Our judgement is that their optimism of overwhelming victory is probably misplaced, but a ticket with suitably funny policies can nevertheless attract enough votes that their preferences might be seen as valuable.
Independent Media have already achieved what is probably their main goal: retaining the Media office, which they’ve done without opposition. Their goal now is to get “one or two councillors elected to the student council”. In keeping with previous years, the ticket is running around the triad of Farrago, Radio Fodder and Farrago Video.
This year they’ve been sure to stress the importance of “keeping student media free from political alignment or bias”. In relation to directing preferences: “While no official decisions have been made, it is unlikely that we will be preferencing any other tickets”
The Biggest, Blackest Ticket
The BBT didn’t respond to our request for comment.
It focuses almost exclusively on indigenous representative positions (the only exception is Tyson Holloway-Clarke contesting a byelection for the position of 2016 President, a position he currently holds on a temporary basis). By all accounts they’ve been successful at this, with the vast majority of their candidates provisionally elected unopposed.
Hard Memes didn’t respond to our request for comment. They have only two candidates, both running for a variety of committee positions.
Depending on exactly how hard their memes are — particularly if they’re vote-grabbing ones — the ticket’s preferences might prove valuable.
More Beer didn’t respond to our request for comment.
The ticket is much smaller this year, contesting just Students’ Council and Activities Committee; unlike last year’s much wider-ranging (if not terribly successful) attempt.
Cheaper Textbooks were not able to respond to our questions in time for our print deadline.
The ticket’s only candidate, Anna Morrison, was elected as Education (Academic Affairs) Officer and MU Student Union Ltd Board for the 2012 term, on the 2011 Stand Up! ticket.
Halal Snack Pack
Halal Snack Pack did not respond to our request for comment.
The ticket’s only candidate, Jamiel Sabbagh, was implicated in last year’s printing incident, in which Left Focus fliers were found to have been printed on an UMSU-owned printer – a breach of election regulations.
More Pokémon Go On Campus!
More Pokémon Go On Campus! were not able to respond to our questions in time for our print deadline. That’s all we know.
Smore! did not respond to our request for comment.
Their sole candidate, Akira Boardman, is one of UMSU’s current Education (Public Affairs) officers, elected on last year’s Stand Up! Ticket. (In that election she achieved the rare feat of also being elected an NUS Delegate on a different ticket — More Activities!) Nonetheless, the ticket has been active in the elections already, filing a complaint against the ticket More! on the basis that the latter’s name was confusingly similar. The Returning Officer dismissed the complaint.
Students Against Hanson
Students Against Hanson did not respond to our request for comment.
As best we can tell, the ticket’s only candidate, Alastair James, has not appeared in the minutes of any previous UMSU meeting.
Universal did not respond to our request for comment.

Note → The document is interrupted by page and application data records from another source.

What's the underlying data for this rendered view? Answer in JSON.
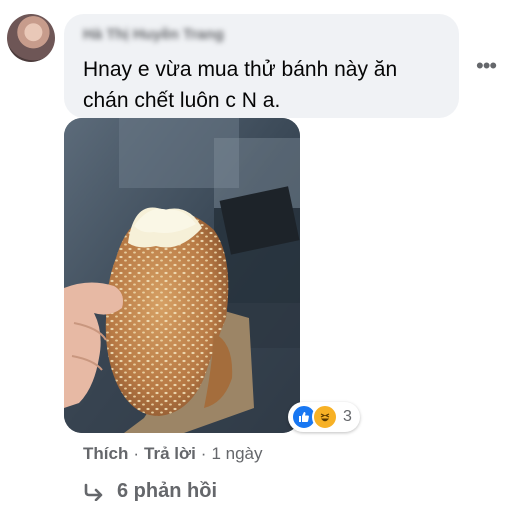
{
  "comment": {
    "author_name": "Hà Thị Huyền Trang",
    "text": "Hnay e vừa mua thử bánh này ăn\nchán chết luôn c N a.",
    "more_options": "•••"
  },
  "reactions": {
    "icons": [
      "like-icon",
      "haha-icon"
    ],
    "count": "3"
  },
  "actions": {
    "like": "Thích",
    "reply": "Trả lời",
    "separator": "·",
    "time": "1 ngày"
  },
  "replies": {
    "label": "6 phản hồi"
  },
  "colors": {
    "bubble": "#f0f2f5",
    "secondary_text": "#65676b",
    "primary_text": "#050505",
    "like_blue": "#1877f2",
    "haha_yellow": "#f7b125"
  }
}
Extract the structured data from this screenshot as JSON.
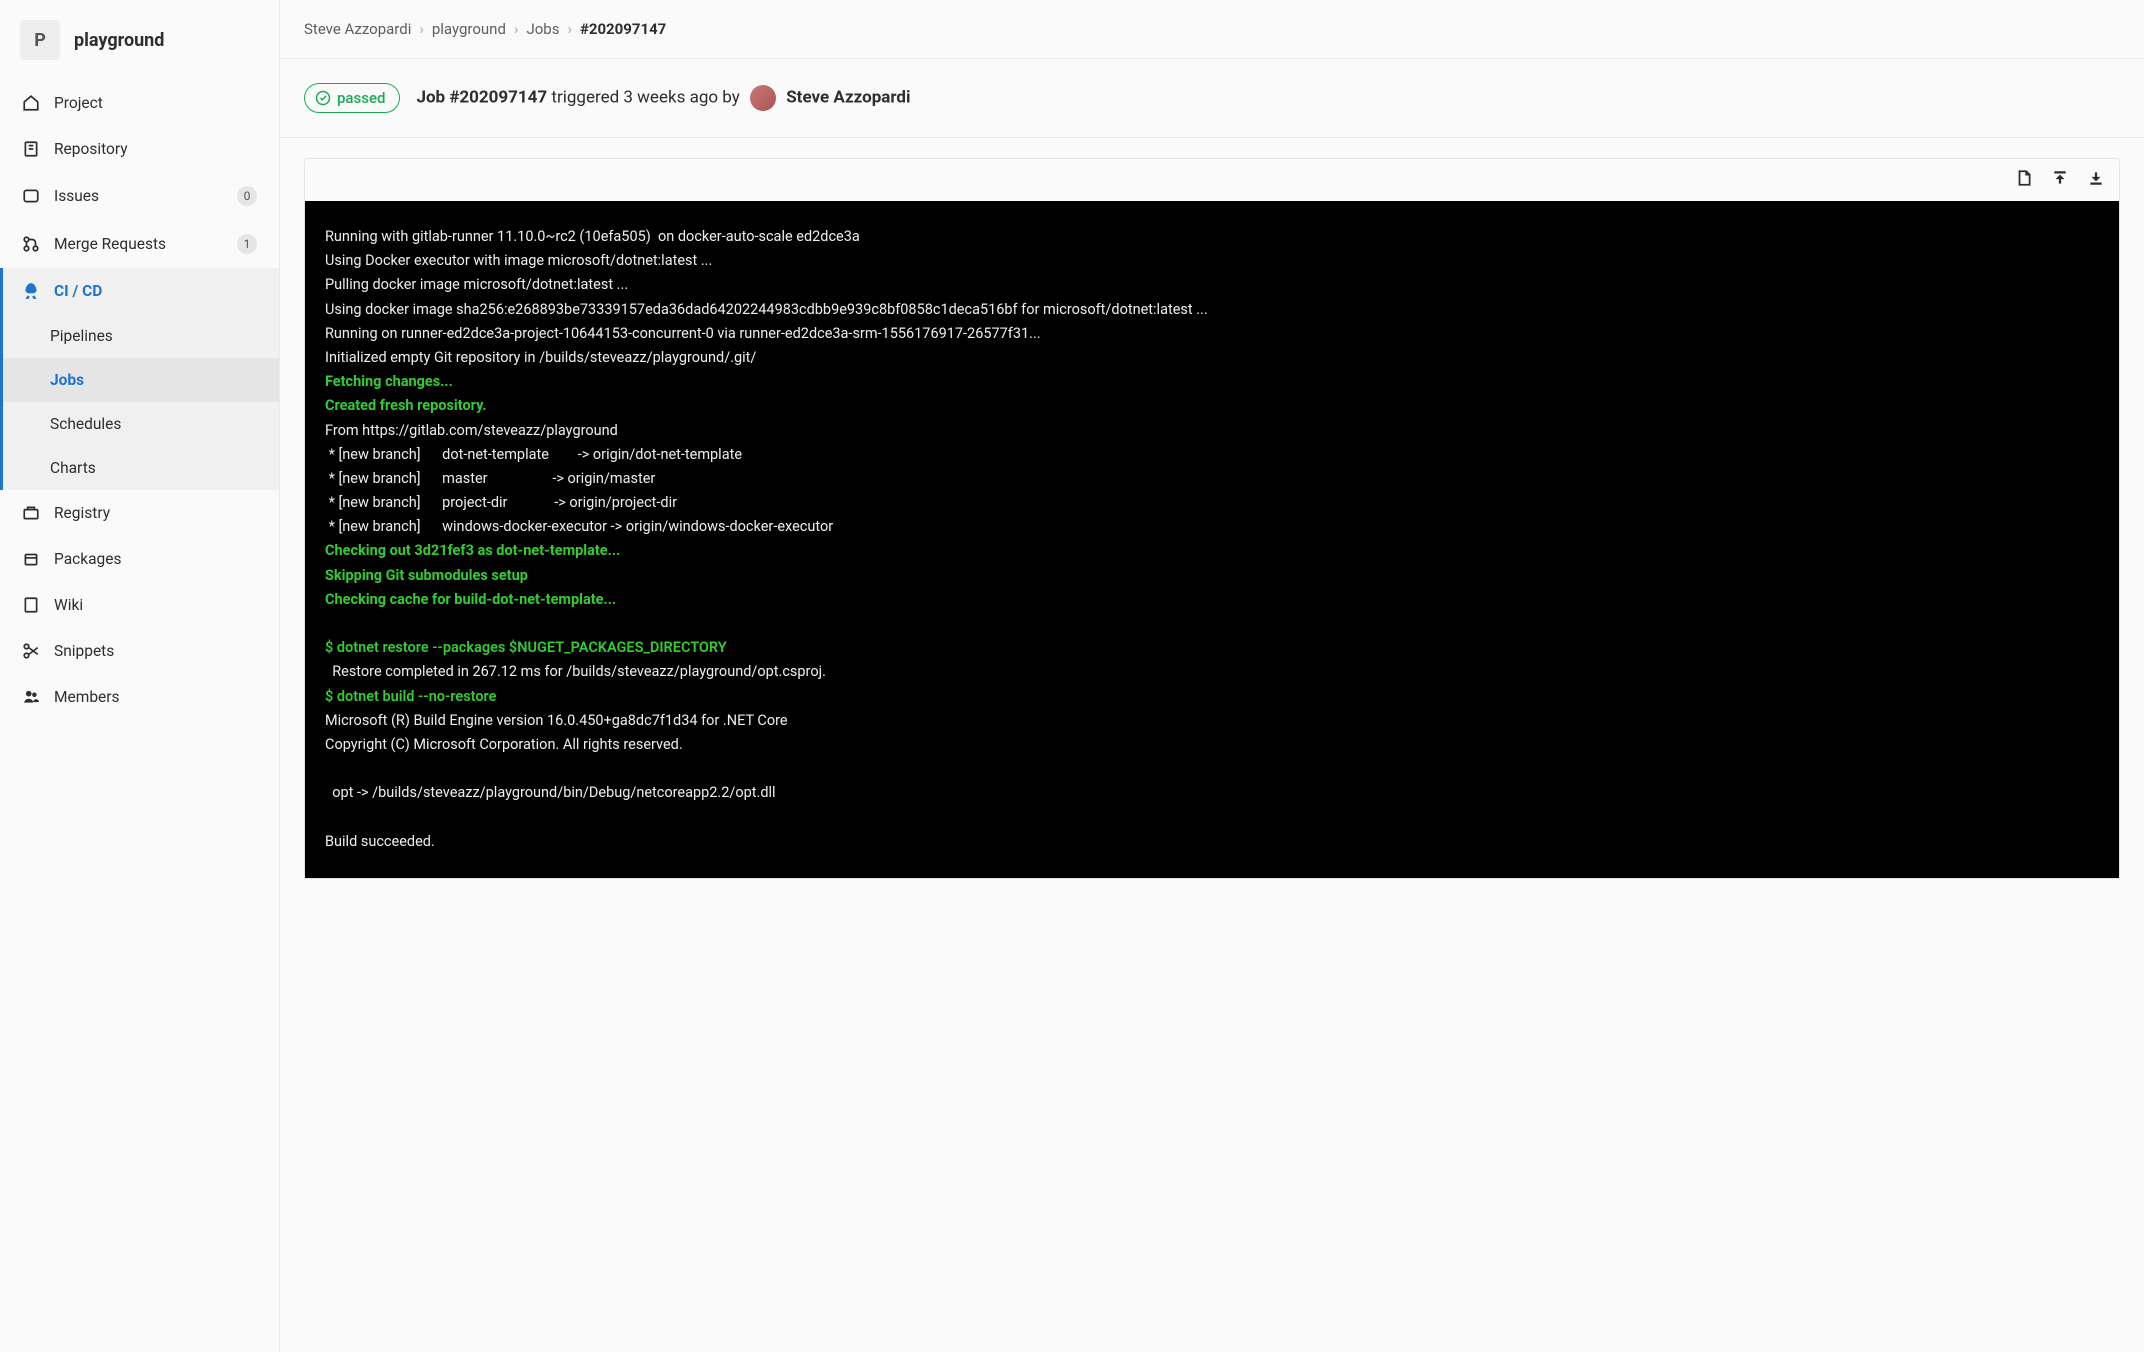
{
  "project": {
    "avatar": "P",
    "name": "playground"
  },
  "sidebar": {
    "items": [
      {
        "label": "Project"
      },
      {
        "label": "Repository"
      },
      {
        "label": "Issues",
        "badge": "0"
      },
      {
        "label": "Merge Requests",
        "badge": "1"
      },
      {
        "label": "CI / CD"
      },
      {
        "label": "Registry"
      },
      {
        "label": "Packages"
      },
      {
        "label": "Wiki"
      },
      {
        "label": "Snippets"
      },
      {
        "label": "Members"
      }
    ],
    "cicd_sub": [
      {
        "label": "Pipelines"
      },
      {
        "label": "Jobs"
      },
      {
        "label": "Schedules"
      },
      {
        "label": "Charts"
      }
    ]
  },
  "breadcrumb": {
    "owner": "Steve Azzopardi",
    "project": "playground",
    "section": "Jobs",
    "id": "#202097147"
  },
  "status": {
    "label": "passed"
  },
  "job": {
    "title_prefix": "Job #202097147",
    "triggered": "triggered 3 weeks ago by",
    "author": "Steve Azzopardi"
  },
  "log": {
    "l0": "Running with gitlab-runner 11.10.0~rc2 (10efa505)  on docker-auto-scale ed2dce3a",
    "l1": "Using Docker executor with image microsoft/dotnet:latest ...",
    "l2": "Pulling docker image microsoft/dotnet:latest ...",
    "l3": "Using docker image sha256:e268893be73339157eda36dad64202244983cdbb9e939c8bf0858c1deca516bf for microsoft/dotnet:latest ...",
    "l4": "Running on runner-ed2dce3a-project-10644153-concurrent-0 via runner-ed2dce3a-srm-1556176917-26577f31...",
    "l5": "Initialized empty Git repository in /builds/steveazz/playground/.git/",
    "l6": "Fetching changes...",
    "l7": "Created fresh repository.",
    "l8": "From https://gitlab.com/steveazz/playground",
    "l9": " * [new branch]      dot-net-template        -> origin/dot-net-template",
    "l10": " * [new branch]      master                  -> origin/master",
    "l11": " * [new branch]      project-dir             -> origin/project-dir",
    "l12": " * [new branch]      windows-docker-executor -> origin/windows-docker-executor",
    "l13": "Checking out 3d21fef3 as dot-net-template...",
    "l14": "Skipping Git submodules setup",
    "l15": "Checking cache for build-dot-net-template...",
    "l16": "",
    "l17": "$ dotnet restore --packages $NUGET_PACKAGES_DIRECTORY",
    "l18": "  Restore completed in 267.12 ms for /builds/steveazz/playground/opt.csproj.",
    "l19": "$ dotnet build --no-restore",
    "l20": "Microsoft (R) Build Engine version 16.0.450+ga8dc7f1d34 for .NET Core",
    "l21": "Copyright (C) Microsoft Corporation. All rights reserved.",
    "l22": "",
    "l23": "  opt -> /builds/steveazz/playground/bin/Debug/netcoreapp2.2/opt.dll",
    "l24": "",
    "l25": "Build succeeded."
  }
}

The ticket’s only candidate, Ezgi Bridger, was elected as the Disabilities Representative on the Students’ Council, and to the Disabilities Committee, for 2015, on the 2014 ignite ticket.
Although not running a ticket, Arun Bharatula is running for President as well as a number of positions further down the ballot.
He told us that he has “no strong preferences for one position over another”, but was running to “offer students an alternative to the clubs/societies and political party tickets”. His policy promises were mostly procedural — committing to “review the evidence and carefully formulat[ing] policy positions while sharing his “conclusions for feedback and to be personally accountable”, but not providing any specific policies.